Task objective:
Repeat the full listing exactly.

---

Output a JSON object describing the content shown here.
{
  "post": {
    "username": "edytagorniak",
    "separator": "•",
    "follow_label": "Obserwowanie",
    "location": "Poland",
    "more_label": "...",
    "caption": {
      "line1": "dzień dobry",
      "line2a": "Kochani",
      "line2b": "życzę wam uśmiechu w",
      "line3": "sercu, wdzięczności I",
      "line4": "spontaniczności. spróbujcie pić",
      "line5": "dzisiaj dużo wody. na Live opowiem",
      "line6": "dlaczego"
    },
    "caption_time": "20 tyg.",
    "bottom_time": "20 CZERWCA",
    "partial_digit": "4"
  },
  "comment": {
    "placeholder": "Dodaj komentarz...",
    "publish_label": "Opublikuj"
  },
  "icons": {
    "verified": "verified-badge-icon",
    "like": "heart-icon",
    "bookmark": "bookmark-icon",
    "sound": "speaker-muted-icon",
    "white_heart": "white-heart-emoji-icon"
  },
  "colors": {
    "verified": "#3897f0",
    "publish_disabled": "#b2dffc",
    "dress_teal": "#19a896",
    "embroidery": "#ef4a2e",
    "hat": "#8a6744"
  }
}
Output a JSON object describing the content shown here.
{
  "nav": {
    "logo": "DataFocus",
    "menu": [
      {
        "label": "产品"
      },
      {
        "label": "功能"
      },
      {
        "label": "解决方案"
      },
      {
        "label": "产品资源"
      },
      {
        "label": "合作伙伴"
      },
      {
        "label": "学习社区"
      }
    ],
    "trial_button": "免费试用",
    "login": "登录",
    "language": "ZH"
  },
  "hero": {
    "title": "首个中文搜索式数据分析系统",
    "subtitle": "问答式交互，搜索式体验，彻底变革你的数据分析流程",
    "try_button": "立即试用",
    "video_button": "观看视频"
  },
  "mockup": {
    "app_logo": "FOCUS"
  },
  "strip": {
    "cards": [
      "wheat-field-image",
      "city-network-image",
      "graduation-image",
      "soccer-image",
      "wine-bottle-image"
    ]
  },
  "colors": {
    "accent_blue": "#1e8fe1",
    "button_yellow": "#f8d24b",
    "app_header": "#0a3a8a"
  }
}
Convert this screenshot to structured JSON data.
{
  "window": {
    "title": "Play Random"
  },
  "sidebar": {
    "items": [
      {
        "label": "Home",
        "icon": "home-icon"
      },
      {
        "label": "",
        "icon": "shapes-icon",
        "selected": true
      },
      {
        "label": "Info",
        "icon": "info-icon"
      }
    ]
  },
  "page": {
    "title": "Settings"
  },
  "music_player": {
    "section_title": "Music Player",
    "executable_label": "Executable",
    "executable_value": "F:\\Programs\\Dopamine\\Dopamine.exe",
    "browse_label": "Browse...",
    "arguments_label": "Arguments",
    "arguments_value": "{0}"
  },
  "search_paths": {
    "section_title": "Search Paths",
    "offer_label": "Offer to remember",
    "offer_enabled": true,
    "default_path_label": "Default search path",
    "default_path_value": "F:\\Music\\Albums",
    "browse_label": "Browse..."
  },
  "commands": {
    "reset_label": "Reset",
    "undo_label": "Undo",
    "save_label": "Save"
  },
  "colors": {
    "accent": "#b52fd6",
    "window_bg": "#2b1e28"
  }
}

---

Solution to this exercise:
Output a JSON object describing the content shown here.
{
  "post": {
    "username": "edytagorniak",
    "separator": "•",
    "follow_label": "Obserwowanie",
    "location": "Poland",
    "more_label": "...",
    "caption": {
      "line1": "dzień dobry",
      "line2a": "Kochani",
      "line2b": "życzę wam uśmiechu w",
      "line3": "sercu, wdzięczności I",
      "line4": "spontaniczności. spróbujcie pić",
      "line5": "dzisiaj dużo wody. na Live opowiem",
      "line6": "dlaczego"
    },
    "caption_time": "20 tyg.",
    "bottom_time": "20 CZERWCA",
    "partial_digit": "4"
  },
  "comment": {
    "placeholder": "Dodaj komentarz...",
    "publish_label": "Opublikuj"
  },
  "icons": {
    "verified": "verified-badge-icon",
    "like": "heart-icon",
    "bookmark": "bookmark-icon",
    "sound": "speaker-muted-icon",
    "white_heart": "white-heart-emoji-icon"
  },
  "colors": {
    "verified": "#3897f0",
    "publish_disabled": "#b2dffc",
    "dress_teal": "#19a896",
    "embroidery": "#ef4a2e",
    "hat": "#8a6744"
  }
}
Output a JSON object describing the content shown here.
{
  "nav": {
    "logo": "DataFocus",
    "menu": [
      {
        "label": "产品"
      },
      {
        "label": "功能"
      },
      {
        "label": "解决方案"
      },
      {
        "label": "产品资源"
      },
      {
        "label": "合作伙伴"
      },
      {
        "label": "学习社区"
      }
    ],
    "trial_button": "免费试用",
    "login": "登录",
    "language": "ZH"
  },
  "hero": {
    "title": "首个中文搜索式数据分析系统",
    "subtitle": "问答式交互，搜索式体验，彻底变革你的数据分析流程",
    "try_button": "立即试用",
    "video_button": "观看视频"
  },
  "mockup": {
    "app_logo": "FOCUS"
  },
  "strip": {
    "cards": [
      "wheat-field-image",
      "city-network-image",
      "graduation-image",
      "soccer-image",
      "wine-bottle-image"
    ]
  },
  "colors": {
    "accent_blue": "#1e8fe1",
    "button_yellow": "#f8d24b",
    "app_header": "#0a3a8a"
  }
}
Convert this screenshot to structured JSON data.
{
  "window": {
    "title": "Play Random"
  },
  "sidebar": {
    "items": [
      {
        "label": "Home",
        "icon": "home-icon"
      },
      {
        "label": "",
        "icon": "shapes-icon",
        "selected": true
      },
      {
        "label": "Info",
        "icon": "info-icon"
      }
    ]
  },
  "page": {
    "title": "Settings"
  },
  "music_player": {
    "section_title": "Music Player",
    "executable_label": "Executable",
    "executable_value": "F:\\Programs\\Dopamine\\Dopamine.exe",
    "browse_label": "Browse...",
    "arguments_label": "Arguments",
    "arguments_value": "{0}"
  },
  "search_paths": {
    "section_title": "Search Paths",
    "offer_label": "Offer to remember",
    "offer_enabled": true,
    "default_path_label": "Default search path",
    "default_path_value": "F:\\Music\\Albums",
    "browse_label": "Browse..."
  },
  "commands": {
    "reset_label": "Reset",
    "undo_label": "Undo",
    "save_label": "Save"
  },
  "colors": {
    "accent": "#b52fd6",
    "window_bg": "#2b1e28"
  }
}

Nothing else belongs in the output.